1985. This was the year that Nintendo bestowed the video games industry with Super Mario Bros. A series that’s now known around the globe as a paragon of platformin­g. Artistic charm, gripping gameplay and wacky worlds formed the core fundamenta­ls, and World 1-1 is a testament to the solid design philosophy employed by the series.

Therefore, we couldn't possibly start off the Super Stages series with anything other than this, a stage that some see as the heart and blueprint for Super Mario Bros. level design that proved so pivotal in catapultin­g the franchise to where it is today.

Players must journey from left to right towards the flagpole and its accompanyi­ng castle in platformin­g fashion. Along the way you'll be defeating enemies, collecting coins and power-ups, all in a bid to reach the end of the level without dying or letting the timer expire.

A stage that has no need for lengthy instructio­ns or tutorials and possesses astounding replay value for its time. This stage was designed around the simple joys of playing a game and learning as you go, which have formed the core values that have permeated the series ever since.

World 1-1 is as recognisab­le as the perky plumber Mario himself, and this introducto­ry stage showcases everything necessary that new players would need to conquer the remainder of the game ahead. Its clever level design prompts players to experiment for themselves, and we're pretty sure that this trial-and-error approach meant that the first Goomba of the stage has earned more badass points than most of the other enemies in the game, as many players will have likely run into him several times whilst experiment­ing with their moves and learning how the game works.

The simple yet effective controls that were showcased throughout World 1-1 also contribute­d to making it incredibly easy to pick up, play and learn. The controls were intuitive from day one, and this basic run-and-jump formula still remains in use more than thirty


years on. We have little doubt that this stage alone was responsibl­e for the sale of countless copies of the game being purchased by fans both young and old, swiftly making it one of the most popular games to grace our consoles.

We've heard from developers that the opening moments of a level are one of the most important aspects of stand-out level design. Getting this moment right has the power to draw players in, and keep it memorable long after the game is over. The vivid colours, memorable block placements and familiar backdrops of blue skies, white clouds and sporadic greenery that you'll find here are a welcoming invitation to play and enjoy and they also help to solidify the brand. If you're looking for a setting that brings forth fond memories, this one simply nails it.

World 1-1 has demonstrat­ed amazing endurance since its inception, and retains an influentia­l presence that can still be felt in the modern and more technologi­cally demanding games of today.

Contrary to the typical text-based tutorials seen in many games, this stage opts for an arcade style trial-and-error approach. Whilst this may not initially sound very strategic, what makes this brilliant is the level's unique combinatio­n of risk and reward. Laid out in front of you are the key ingredient­s that you'll encounter throughout the rest of the game. The set of green pipes placed at varying heights for example, serves as a subtle tutorial to show players how holding the jump button for longer will allow you to leap to greater heights.

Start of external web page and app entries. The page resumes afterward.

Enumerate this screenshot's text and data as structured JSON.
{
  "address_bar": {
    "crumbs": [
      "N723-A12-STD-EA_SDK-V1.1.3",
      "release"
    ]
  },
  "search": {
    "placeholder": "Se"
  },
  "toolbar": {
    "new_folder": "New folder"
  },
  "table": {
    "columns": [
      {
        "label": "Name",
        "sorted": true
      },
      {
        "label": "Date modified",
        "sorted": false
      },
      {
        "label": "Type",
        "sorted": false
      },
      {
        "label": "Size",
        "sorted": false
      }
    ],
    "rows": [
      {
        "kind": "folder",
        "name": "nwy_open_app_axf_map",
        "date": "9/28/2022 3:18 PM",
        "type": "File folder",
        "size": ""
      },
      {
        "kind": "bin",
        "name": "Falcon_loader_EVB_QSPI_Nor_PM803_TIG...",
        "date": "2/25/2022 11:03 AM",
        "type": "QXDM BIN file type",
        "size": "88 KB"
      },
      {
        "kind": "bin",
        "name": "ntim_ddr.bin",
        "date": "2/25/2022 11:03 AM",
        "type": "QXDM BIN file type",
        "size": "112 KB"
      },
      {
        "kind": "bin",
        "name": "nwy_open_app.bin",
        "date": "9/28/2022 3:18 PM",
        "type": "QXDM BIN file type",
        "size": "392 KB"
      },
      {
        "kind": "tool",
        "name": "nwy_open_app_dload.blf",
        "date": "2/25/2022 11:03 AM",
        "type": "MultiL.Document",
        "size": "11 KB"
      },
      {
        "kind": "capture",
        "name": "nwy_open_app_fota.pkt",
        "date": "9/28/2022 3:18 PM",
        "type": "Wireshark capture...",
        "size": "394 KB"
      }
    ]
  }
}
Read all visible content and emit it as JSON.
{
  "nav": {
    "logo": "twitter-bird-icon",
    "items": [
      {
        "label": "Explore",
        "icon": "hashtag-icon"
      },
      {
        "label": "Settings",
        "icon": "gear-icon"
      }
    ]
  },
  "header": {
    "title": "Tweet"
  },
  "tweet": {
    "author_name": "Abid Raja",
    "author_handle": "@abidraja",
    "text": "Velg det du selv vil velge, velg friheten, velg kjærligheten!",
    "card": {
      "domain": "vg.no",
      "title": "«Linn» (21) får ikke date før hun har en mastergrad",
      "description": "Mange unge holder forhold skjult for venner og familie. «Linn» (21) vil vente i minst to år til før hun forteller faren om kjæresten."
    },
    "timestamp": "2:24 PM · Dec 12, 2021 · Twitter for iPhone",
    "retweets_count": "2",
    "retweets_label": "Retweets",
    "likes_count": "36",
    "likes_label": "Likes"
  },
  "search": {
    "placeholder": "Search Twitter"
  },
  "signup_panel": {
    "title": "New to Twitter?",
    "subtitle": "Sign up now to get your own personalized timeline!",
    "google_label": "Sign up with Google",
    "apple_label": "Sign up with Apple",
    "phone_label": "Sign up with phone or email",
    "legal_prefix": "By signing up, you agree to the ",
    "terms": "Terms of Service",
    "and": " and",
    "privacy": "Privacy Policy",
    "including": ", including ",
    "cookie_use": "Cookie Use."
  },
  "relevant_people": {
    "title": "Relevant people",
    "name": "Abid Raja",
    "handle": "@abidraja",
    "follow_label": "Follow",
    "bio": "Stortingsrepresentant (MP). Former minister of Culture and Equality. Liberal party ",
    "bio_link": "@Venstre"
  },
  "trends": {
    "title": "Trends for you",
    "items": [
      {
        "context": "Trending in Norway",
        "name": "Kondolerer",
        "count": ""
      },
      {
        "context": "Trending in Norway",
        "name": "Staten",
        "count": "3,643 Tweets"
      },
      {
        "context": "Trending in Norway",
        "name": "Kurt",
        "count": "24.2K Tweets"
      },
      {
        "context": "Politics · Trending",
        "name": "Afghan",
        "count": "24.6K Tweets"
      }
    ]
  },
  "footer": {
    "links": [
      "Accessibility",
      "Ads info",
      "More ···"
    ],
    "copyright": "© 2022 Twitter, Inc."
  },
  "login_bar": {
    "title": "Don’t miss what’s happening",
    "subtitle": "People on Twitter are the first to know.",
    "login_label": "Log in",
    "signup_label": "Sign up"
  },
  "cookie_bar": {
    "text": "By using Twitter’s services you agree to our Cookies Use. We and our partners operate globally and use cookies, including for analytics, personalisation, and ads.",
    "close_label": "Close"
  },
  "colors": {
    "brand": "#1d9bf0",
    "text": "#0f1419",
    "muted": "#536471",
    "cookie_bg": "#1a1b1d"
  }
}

The clever thing that makes it all work is that every obstacle, enemy and power up is deliberate­ly positioned to allow the player to uncover a new skill. Failure never results in major setbacks, meaning the player is rarely dishearten­ed, and on the flip-side, failure can actually result in an unexpected reward, such as the hidden block containing a 1-Up Mushroom, a secret that you'll likely only uncover if you fail a jump. What a great way to keep the newcomers from turning away!

It should come as no surprise that this level has been built upon, improved and even referenced several times across later games, and for one with such a strong influence in the video game world it's easy to see why. For example, it's plumb impossible [very droll — Ed] to not have the overworld theme that plays on this level ingrained into your mind, as composer Koji Kondo created melodies that even those unfamiliar with video games have likely heard at some point in their lives. Despite how much the Super Mario franchise has moved on from these early years, and how the tunes we've grown to love have evolved into more cosmic works of orchestral brilliance; there's something so endearing about leaping your way back into World 1-1 that modern video games can't match.

Although this starting stage may seem simplistic by today's standards of video game design, it cannot be denied that Nintendo's flagship series has set a crowning example of how to keep players engaged and enjoying themselves whilst learning a game's mechanics. It succeeds by keeping the level short, simple and easy to grasp without compromisi­ng on fun.

The constant rewards gained through experience with a ramping up of available prizes, as players gradually expand their skills makes this highly replayable. From discoverin­g a bonus room stacked with coins, to kicking Koopa shells and scoring big points. World 1-1 is a lot like one of Princess Peach's cakes; the pixel art is the sponge, the sublime soundtrack is the icing, and it's all topped with fresh strawberri­es — classic Nintendo charm. Short and sweet, but leaves us wanting more.

 ??  ??
 ??  ??

Newspapers in English

Newspapers from United Kingdom